Andrew Hay recently did a great post on Dark Reading on whether big data was really just a buzzword being thrown around by the SIEM vendors to get attention, and I have to say I tend to agree with the essence of his conclusion.  SIEM (and log management) vendors who have 10 year old architectures claiming big data is what they do probably can’t deliver unless they’ve embraced new big data technology and concepts.  But, I don’t think that’s the end of the story.

 

While the concepts of Big Data can be used to analyze everything from finance to the weather, most of you are probably more interested in what it means to you when your boss asks you what you’re doing about big data (probably right after they sign off on buying that new array).  So let’s talk about it.  Big Data for IT can be used to manage security threats, application performance issues, identify business insights that go beyond basic trends, and identify operational issues before they become operational problems.  All of these are worthy uses of technology and probably your time but getting these insights from big data ain’t so simple (“ain’t” is the little bit of Texas coming out in me).

 

There are 2 fundamental problems in getting to value from big data.

  1. You need to collect it all – as Andrew pointed out in his Dark Reading post there are several issues with systems architected around decade old technology.  The problems are both in terms of the storage systems which Andrew pointed out (i.e. database) and the organizational structure used to keep and analyze the data (i.e. transactional vs OLAP schemes).
  2. You need to analyze, identify problems, and then automate the identification for the future. This is more challenging because big data doesn’t come with a “walk through guide”, you have to figure it out. It requires someone with real computational science expertise to find the needle in the haystack and know that it’s meaningful to your business.  Also, once identified it’s not clear that the same system used for analysis would be any good for automation and real-time detection.  In fact it’s likely that they are different applications at a minimum.

 

For many of you these 2 things may make big data an impractical luxury, but if you’re in the business of securing your network or really trying to deliver high availability you may want to read on.   You have a few options:
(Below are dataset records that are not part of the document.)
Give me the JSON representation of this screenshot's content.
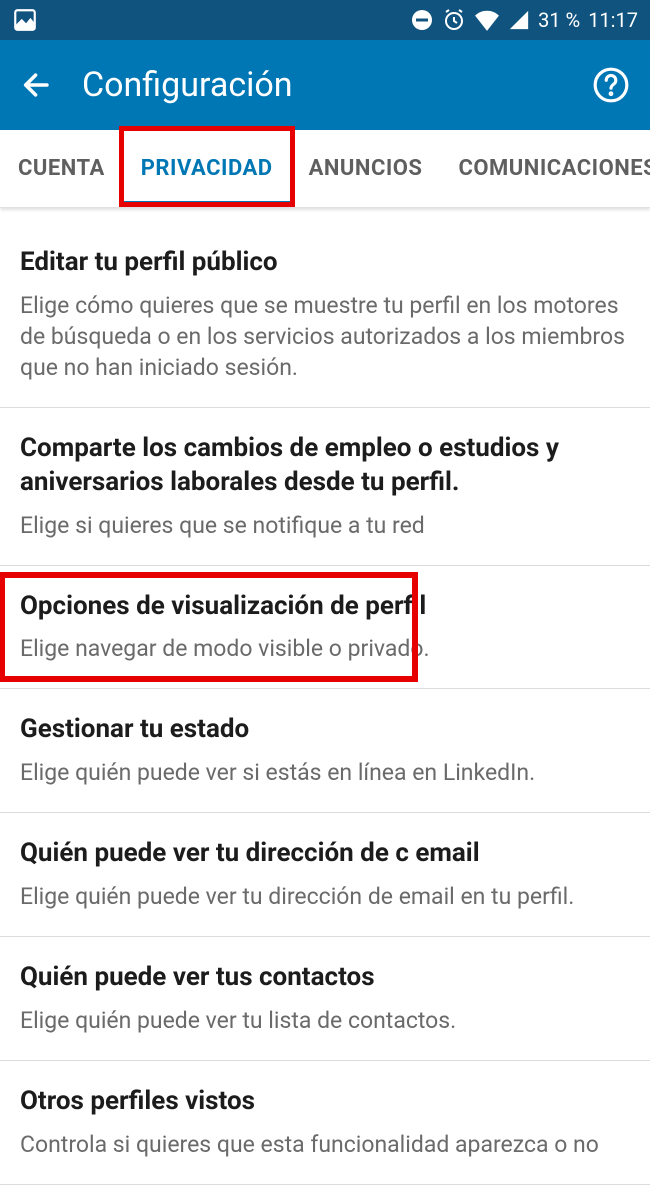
{
  "statusBar": {
    "battery": "31 %",
    "time": "11:17"
  },
  "appBar": {
    "title": "Configuración"
  },
  "tabs": [
    {
      "label": "CUENTA",
      "active": false,
      "highlighted": false
    },
    {
      "label": "PRIVACIDAD",
      "active": true,
      "highlighted": true
    },
    {
      "label": "ANUNCIOS",
      "active": false,
      "highlighted": false
    },
    {
      "label": "COMUNICACIONES",
      "active": false,
      "highlighted": false
    }
  ],
  "settings": [
    {
      "title": "Editar tu perfil público",
      "subtitle": "Elige cómo quieres que se muestre tu perfil en los motores de búsqueda o en los servicios autorizados a los miembros que no han iniciado sesión.",
      "highlighted": false
    },
    {
      "title": "Comparte los cambios de empleo o estudios y aniversarios laborales desde tu perfil.",
      "subtitle": "Elige si quieres que se notifique a tu red",
      "highlighted": false
    },
    {
      "title": "Opciones de visualización de perfil",
      "subtitle": "Elige navegar de modo visible o privado.",
      "highlighted": true
    },
    {
      "title": "Gestionar tu estado",
      "subtitle": "Elige quién puede ver si estás en línea en LinkedIn.",
      "highlighted": false
    },
    {
      "title": "Quién puede ver tu dirección de c email",
      "subtitle": "Elige quién puede ver tu dirección de email en tu perfil.",
      "highlighted": false
    },
    {
      "title": "Quién puede ver tus contactos",
      "subtitle": "Elige quién puede ver tu lista de contactos.",
      "highlighted": false
    },
    {
      "title": "Otros perfiles vistos",
      "subtitle": "Controla si quieres que esta funcionalidad aparezca o no",
      "highlighted": false
    }
  ]
}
  • Jump in with both feet: Build a system based on big data technologies like Hadoop, and Google MapReduce, or even more platform oriented products like Splunk, hire your computational scientist and go at it.  It’s not impossibly hard – check out this case study about Zion’s Bank.  But set your expectations right because this isn’t going to be a deploy it, gather data, and voila results kind of project.
  • Or you could look for a product that can give you a few more practical tools.  First make sure you can collect machine data and act on it in real-time.  If you are writing the data to the database, then making it available to an analysis engine it’s not going to help you react fast enough to a security threat. Second, get a product that can give you some visualization tools for the data, things like word clouds, Tree maps, bubble charts, histograms etc will help you begin your data exploration exercise. This will help you figure out what to search for – IT search by itself isn’t going to cut it.  Third, make sure it’s easy to build rules – no handwritten query languages please, we are in the age of drag-and-drop.  Lastly, make sure your system can take actions, if all it can do is alert you then it’s not really helping to stop the problem it’s just helping you know that there’s a problem – big difference.

 

Big Data is here to stay, but my advice is to get practical, if you don’t know what you want to do with the data stop.  If you do know what you want to do with it then find a solution that gets you the key parts of the value without having to hire your very own computational scientist.